(Work instruction):
Every line of the entries that holds the word "data" is to be copied.
======== Records provided
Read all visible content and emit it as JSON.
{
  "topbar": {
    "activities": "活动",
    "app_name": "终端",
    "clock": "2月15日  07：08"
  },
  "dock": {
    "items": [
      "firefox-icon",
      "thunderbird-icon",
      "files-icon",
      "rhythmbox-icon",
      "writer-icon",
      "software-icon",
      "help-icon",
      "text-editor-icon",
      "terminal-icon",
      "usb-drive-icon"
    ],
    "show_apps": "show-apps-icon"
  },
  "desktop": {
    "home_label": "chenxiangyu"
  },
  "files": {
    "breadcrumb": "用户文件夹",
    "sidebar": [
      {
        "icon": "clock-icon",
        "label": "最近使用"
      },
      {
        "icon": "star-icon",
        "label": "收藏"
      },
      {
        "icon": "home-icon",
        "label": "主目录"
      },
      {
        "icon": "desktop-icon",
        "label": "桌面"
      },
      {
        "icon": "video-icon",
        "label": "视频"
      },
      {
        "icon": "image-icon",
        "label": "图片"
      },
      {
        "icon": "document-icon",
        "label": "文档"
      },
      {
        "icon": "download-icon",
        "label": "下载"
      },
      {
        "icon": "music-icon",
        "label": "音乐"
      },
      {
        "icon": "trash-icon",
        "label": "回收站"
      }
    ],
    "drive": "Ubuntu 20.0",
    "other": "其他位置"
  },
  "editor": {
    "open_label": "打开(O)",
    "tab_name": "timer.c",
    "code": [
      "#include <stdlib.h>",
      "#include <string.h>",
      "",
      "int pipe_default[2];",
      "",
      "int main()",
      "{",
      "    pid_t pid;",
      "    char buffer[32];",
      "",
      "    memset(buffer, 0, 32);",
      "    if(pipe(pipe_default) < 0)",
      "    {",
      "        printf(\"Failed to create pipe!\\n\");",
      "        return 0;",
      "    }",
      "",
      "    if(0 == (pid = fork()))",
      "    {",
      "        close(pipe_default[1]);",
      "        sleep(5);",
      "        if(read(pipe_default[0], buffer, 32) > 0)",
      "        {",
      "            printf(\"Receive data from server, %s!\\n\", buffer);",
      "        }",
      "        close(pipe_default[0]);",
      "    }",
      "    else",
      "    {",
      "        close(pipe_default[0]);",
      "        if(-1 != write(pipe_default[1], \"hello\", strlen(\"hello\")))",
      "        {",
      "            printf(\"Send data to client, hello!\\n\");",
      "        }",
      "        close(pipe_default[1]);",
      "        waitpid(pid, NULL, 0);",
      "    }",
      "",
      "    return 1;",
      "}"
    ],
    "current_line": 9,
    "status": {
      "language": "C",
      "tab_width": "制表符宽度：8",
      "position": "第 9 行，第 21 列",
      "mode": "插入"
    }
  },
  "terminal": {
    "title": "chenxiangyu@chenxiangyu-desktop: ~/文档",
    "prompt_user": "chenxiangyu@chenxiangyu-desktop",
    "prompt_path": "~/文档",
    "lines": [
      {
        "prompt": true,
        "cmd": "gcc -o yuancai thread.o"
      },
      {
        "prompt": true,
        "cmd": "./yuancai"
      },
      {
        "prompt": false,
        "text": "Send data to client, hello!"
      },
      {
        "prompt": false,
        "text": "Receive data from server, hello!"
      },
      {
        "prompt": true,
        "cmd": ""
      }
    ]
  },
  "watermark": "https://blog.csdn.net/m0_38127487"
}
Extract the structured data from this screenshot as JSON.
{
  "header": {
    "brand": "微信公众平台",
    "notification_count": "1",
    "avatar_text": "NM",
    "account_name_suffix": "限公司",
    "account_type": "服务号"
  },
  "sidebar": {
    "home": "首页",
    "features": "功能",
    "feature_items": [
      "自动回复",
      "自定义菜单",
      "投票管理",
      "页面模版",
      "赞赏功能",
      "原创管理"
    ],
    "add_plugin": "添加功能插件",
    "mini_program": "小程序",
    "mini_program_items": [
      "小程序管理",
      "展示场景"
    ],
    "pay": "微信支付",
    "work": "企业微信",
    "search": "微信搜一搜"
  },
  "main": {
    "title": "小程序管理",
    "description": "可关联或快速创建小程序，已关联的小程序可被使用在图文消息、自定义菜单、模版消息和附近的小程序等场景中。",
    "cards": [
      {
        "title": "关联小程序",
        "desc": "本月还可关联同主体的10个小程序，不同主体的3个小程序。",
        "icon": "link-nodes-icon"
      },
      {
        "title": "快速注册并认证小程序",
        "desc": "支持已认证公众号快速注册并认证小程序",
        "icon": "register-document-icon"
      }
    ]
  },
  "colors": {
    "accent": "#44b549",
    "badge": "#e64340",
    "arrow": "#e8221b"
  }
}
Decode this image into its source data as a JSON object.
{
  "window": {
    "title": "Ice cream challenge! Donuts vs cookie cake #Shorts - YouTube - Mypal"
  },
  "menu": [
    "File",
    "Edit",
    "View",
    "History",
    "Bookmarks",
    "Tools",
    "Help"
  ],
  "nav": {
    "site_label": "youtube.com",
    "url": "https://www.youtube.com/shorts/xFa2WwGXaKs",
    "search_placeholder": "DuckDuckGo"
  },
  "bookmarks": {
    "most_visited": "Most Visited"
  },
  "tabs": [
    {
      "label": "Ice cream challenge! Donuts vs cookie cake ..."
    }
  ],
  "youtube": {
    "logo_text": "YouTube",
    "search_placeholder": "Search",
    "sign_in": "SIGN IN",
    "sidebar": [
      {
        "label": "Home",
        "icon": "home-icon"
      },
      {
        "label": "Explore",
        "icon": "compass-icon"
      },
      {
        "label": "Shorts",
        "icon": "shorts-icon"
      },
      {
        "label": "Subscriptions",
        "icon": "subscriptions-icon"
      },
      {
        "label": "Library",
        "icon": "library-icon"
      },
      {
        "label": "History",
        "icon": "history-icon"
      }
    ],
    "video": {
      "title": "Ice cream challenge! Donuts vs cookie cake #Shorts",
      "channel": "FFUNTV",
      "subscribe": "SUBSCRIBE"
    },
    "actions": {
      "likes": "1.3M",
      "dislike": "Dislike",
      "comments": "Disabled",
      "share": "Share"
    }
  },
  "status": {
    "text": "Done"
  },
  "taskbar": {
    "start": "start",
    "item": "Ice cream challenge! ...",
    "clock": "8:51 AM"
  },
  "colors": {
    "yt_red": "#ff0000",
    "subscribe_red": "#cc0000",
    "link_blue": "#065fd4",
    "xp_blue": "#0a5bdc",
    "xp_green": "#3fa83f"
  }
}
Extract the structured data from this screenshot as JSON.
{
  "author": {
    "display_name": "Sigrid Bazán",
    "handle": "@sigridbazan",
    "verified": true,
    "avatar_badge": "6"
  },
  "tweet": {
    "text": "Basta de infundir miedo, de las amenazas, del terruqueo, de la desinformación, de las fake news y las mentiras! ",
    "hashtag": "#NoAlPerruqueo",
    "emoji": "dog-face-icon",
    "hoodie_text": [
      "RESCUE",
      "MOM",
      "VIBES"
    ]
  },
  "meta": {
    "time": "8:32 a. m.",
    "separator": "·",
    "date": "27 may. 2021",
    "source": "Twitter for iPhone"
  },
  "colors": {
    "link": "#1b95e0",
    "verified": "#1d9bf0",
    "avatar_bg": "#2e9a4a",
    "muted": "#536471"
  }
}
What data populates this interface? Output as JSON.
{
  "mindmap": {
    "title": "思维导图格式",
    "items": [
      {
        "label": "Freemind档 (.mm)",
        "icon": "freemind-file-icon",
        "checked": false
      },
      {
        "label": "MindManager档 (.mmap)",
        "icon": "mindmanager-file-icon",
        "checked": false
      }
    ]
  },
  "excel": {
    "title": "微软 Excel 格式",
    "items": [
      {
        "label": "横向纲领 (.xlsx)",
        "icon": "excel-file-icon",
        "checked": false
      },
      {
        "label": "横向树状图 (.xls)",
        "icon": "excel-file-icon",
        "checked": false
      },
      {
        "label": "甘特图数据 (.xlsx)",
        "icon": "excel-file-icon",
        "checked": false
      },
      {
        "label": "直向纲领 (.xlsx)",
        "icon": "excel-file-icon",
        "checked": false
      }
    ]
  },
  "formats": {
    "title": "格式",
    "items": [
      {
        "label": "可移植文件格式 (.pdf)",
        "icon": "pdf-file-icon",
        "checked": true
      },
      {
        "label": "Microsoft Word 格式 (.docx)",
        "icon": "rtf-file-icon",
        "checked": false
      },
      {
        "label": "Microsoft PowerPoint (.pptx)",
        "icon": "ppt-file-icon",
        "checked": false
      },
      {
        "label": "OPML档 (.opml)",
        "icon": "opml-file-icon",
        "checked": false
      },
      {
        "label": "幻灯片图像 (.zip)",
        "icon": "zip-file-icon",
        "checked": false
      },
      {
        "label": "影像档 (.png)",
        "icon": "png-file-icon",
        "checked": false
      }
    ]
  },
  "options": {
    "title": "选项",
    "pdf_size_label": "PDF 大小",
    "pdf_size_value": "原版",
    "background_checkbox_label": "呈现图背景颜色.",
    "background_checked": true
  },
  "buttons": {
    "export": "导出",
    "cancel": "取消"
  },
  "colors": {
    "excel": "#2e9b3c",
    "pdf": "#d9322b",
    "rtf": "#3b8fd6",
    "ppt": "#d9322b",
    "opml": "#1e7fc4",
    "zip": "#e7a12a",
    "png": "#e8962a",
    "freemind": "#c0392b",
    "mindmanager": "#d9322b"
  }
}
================
(Answer area):
      "            printf(\"Receive data from server, %s!\\n\", buffer);",
      "            printf(\"Send data to client, hello!\\n\");",
        "text": "Send data to client, hello!"
        "text": "Receive data from server, hello!"
Extract the structured data from this screenshot as JSON.
Decode this image into its source data as a JSON object.
Extract the structured data from this screenshot as JSON.
What data populates this interface? Output as JSON.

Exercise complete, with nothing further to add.